Those recovering from the floods have a chance to rebuild more safely, and it is important to make the best possible use of disaster assistance payments, said state and federal emergency officials.
FEMA paid out more than $35 million through October 5 to flood survivors across 17 Georgia counties: Bartow, Carroll, Catoosa, Chattooga, Cherokee, Cobb, Coweta, DeKalb, Douglas, Fulton, Gwinnett, Heard, Newton, Paulding, Rockdale, Stephens and Walker.
Such an influx of money into a community attracts con artists so anyone planning home repairs should be alert.
"Experience tells disaster managers that the arrival of a large check is a time when people are particularly vulnerable to fraud and predators are quick to pounce on people overwhelmed by the issues of recovery," said Georgia Emergency Management Agency Director Charley English.
English said the best way to handle such large sums of money is by having FEMA deposit the payment directly into an applicant's bank account. But if that is not possible, checks from FEMA should be deposited as soon as they arrive in the mail. Recipients should never deal with strangers offering check-cashing or deposit services.
"This financial assistance is intended to help survivors get back in their homes and recover from disaster losses," said Federal Coordinating Officer Gracia Szczech. "Those who get FEMA grants should avoid the temptation to pay household bills with the money or make purchases unrelated to needs created by the disaster."
Before starting any repairs or reconstruction, check with local building officials to determine what permits and inspections may be required. Obtaining building permits is especially important for homes or businesses in a floodplain.
The permit process ensures that homeowners are protected from unsafe building practices and illegal modifications that could cause injury, loss in property value, damage to the local environment or conflict with local codes and regulations.
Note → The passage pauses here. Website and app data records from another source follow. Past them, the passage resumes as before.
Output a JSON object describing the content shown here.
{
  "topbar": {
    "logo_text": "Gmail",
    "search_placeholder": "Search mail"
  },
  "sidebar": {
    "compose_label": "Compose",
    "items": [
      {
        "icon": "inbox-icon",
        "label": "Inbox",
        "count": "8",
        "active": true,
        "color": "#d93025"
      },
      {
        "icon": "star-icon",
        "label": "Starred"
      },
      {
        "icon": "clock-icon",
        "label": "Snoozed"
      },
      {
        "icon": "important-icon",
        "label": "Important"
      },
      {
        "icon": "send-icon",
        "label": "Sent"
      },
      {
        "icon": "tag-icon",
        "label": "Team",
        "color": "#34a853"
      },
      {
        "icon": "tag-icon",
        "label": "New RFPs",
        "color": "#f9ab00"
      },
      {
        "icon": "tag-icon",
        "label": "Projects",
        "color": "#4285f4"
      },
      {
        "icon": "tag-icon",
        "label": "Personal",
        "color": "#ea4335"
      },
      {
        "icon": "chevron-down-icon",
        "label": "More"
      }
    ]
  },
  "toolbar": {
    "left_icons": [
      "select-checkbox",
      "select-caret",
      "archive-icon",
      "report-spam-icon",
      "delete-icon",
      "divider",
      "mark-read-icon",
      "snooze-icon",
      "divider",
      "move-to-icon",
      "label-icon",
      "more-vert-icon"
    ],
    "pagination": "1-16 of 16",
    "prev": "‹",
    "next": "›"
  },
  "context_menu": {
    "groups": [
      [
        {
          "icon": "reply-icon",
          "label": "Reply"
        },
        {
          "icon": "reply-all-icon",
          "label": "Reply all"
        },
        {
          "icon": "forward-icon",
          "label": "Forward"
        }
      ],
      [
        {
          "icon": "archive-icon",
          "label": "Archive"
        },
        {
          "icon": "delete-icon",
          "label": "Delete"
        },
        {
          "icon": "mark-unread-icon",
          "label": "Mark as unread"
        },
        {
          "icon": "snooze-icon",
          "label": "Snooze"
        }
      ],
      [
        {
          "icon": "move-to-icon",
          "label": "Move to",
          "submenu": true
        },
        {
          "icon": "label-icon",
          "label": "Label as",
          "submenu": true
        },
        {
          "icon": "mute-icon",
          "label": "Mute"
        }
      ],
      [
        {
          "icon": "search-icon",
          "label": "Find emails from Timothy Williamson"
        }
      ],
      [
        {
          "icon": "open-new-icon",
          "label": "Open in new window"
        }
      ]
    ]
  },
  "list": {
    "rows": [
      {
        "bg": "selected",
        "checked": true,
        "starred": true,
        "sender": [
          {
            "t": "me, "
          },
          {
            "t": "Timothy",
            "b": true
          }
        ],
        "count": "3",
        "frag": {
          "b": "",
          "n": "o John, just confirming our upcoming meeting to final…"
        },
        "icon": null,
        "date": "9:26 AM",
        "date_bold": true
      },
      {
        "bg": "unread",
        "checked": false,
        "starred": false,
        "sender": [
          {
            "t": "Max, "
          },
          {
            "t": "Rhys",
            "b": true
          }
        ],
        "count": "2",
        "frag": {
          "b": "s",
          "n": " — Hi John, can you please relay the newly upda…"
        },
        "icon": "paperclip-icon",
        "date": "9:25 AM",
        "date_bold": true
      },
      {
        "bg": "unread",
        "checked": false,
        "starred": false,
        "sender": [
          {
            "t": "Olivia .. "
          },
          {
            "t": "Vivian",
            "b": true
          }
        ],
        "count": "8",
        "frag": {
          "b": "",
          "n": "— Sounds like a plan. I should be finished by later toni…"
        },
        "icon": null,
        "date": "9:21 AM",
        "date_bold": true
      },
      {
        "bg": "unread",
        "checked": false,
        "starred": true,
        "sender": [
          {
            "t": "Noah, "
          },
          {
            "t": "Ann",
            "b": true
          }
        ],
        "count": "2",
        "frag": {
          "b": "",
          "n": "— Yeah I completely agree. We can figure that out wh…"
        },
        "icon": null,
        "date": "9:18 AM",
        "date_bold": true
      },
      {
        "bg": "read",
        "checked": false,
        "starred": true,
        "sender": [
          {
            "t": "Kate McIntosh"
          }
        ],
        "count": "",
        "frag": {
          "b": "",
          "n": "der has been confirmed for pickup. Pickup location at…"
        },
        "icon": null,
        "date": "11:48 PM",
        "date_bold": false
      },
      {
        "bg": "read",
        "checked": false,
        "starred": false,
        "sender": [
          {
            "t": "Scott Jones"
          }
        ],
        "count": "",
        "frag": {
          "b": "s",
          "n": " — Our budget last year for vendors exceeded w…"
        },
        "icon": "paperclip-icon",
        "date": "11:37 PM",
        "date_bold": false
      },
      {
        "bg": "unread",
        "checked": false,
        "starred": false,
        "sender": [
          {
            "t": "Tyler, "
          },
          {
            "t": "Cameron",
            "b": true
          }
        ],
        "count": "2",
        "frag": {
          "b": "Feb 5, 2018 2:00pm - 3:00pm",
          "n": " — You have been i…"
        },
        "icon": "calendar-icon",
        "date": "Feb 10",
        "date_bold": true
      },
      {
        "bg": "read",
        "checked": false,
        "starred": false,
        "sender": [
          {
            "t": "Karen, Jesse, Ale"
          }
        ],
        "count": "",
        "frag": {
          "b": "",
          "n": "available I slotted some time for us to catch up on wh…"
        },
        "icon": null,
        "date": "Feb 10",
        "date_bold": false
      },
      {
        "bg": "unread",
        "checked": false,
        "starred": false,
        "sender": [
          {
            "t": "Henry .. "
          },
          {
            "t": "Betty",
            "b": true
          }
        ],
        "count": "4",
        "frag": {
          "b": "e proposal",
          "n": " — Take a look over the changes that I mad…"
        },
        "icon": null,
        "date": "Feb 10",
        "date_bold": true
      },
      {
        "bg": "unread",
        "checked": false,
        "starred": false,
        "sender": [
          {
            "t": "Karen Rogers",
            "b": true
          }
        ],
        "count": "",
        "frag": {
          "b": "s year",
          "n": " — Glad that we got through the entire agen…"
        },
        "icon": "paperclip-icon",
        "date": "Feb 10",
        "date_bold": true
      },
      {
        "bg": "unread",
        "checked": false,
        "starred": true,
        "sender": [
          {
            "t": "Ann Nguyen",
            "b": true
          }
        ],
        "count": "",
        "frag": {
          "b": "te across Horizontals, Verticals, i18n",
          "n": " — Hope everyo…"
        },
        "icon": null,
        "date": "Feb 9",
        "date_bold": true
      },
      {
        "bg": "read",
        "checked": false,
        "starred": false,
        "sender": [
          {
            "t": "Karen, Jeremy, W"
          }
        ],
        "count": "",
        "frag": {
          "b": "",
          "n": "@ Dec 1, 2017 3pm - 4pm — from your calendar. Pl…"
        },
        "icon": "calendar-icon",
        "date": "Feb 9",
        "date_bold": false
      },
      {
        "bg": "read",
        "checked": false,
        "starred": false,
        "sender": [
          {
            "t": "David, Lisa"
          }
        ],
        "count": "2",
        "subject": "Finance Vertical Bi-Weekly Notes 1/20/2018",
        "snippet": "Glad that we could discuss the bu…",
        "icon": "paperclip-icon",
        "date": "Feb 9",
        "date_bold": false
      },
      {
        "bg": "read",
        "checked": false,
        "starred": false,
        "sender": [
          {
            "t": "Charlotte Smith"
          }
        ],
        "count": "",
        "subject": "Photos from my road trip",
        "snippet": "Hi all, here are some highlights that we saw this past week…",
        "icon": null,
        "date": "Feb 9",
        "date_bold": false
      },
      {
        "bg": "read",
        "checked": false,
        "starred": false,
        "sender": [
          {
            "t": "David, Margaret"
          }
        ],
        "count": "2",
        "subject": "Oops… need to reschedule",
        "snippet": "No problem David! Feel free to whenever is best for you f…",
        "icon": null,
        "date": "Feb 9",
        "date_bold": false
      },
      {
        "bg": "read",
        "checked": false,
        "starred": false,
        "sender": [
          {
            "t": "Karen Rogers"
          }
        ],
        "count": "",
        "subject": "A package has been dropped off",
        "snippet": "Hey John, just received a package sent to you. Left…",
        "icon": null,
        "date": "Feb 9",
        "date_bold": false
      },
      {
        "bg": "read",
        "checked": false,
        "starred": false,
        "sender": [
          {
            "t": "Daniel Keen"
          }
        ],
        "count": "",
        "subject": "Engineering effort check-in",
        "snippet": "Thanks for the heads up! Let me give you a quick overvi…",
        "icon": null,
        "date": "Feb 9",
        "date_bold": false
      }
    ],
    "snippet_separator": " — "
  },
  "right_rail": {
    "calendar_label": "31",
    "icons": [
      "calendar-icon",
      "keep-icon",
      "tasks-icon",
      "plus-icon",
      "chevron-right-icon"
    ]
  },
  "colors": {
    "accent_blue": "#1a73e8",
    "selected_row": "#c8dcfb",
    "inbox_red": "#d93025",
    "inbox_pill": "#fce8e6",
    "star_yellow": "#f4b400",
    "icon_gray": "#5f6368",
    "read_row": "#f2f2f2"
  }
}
Permits required by law may keep homeowners from unpleasant surprises when buying insurance, filing a claim or selling the property in the future.
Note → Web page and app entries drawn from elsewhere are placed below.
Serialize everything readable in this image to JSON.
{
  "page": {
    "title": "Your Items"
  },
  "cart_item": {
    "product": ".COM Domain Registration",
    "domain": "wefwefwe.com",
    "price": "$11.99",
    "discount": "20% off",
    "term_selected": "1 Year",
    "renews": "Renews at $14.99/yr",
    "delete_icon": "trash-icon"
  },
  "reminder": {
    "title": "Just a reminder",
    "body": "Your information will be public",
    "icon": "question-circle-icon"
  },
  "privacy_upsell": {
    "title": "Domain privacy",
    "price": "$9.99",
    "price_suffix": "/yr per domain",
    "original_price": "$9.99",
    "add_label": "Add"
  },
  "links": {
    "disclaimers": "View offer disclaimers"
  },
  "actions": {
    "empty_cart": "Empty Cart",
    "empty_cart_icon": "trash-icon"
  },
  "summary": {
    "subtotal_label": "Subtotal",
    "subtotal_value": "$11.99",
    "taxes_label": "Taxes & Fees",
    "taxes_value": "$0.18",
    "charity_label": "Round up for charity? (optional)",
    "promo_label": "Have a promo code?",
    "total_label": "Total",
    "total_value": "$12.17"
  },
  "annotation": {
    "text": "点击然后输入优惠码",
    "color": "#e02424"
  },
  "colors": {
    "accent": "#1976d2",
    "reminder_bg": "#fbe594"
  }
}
Applicants with questions regarding use of disaster aid should call FEMA's Help Desk at 800-621-FEMA (3362)...